PROBLEM: The answer must be every line from the entries below that includes "this".

(Entries from a dataset of interfaces)
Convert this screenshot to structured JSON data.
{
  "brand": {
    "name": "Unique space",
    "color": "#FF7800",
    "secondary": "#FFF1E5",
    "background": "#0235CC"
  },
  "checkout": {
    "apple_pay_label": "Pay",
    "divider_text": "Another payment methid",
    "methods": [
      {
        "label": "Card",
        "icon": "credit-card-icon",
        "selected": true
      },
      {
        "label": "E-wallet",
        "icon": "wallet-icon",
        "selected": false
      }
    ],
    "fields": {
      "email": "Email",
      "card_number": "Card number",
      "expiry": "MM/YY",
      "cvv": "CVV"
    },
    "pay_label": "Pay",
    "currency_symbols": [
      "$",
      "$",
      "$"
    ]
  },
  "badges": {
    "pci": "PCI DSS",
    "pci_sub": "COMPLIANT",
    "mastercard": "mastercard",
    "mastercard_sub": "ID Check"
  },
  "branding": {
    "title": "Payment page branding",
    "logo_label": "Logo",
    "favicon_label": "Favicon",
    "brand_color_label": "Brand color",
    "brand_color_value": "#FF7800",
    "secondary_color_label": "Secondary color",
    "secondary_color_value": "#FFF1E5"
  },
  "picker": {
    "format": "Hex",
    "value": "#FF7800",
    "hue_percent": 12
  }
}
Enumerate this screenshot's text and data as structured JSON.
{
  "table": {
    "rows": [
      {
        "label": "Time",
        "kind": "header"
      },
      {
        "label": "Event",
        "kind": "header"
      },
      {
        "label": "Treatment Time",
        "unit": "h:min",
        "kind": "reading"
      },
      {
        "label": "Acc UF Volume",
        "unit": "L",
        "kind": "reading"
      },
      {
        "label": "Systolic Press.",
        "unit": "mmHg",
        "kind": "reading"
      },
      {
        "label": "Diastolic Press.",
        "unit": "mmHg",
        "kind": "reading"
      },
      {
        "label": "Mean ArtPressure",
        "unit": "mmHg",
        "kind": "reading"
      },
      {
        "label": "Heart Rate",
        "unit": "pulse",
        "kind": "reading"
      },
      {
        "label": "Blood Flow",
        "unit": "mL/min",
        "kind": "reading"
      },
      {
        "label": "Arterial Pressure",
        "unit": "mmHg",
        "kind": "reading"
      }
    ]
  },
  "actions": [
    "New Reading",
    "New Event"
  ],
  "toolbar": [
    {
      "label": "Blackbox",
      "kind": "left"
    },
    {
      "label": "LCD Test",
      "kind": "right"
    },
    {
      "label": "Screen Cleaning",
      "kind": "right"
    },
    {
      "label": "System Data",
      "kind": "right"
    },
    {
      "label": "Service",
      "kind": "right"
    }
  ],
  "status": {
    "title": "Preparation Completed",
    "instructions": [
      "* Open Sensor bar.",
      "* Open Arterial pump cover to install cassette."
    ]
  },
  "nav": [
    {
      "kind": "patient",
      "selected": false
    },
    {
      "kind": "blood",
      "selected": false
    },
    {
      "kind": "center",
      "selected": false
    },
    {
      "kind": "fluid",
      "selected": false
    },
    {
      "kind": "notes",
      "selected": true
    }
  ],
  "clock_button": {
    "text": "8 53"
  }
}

COMPLETED EXERCISE:
Convert this screenshot to structured JSON data.
Enumerate this screenshot's text and data as structured JSON.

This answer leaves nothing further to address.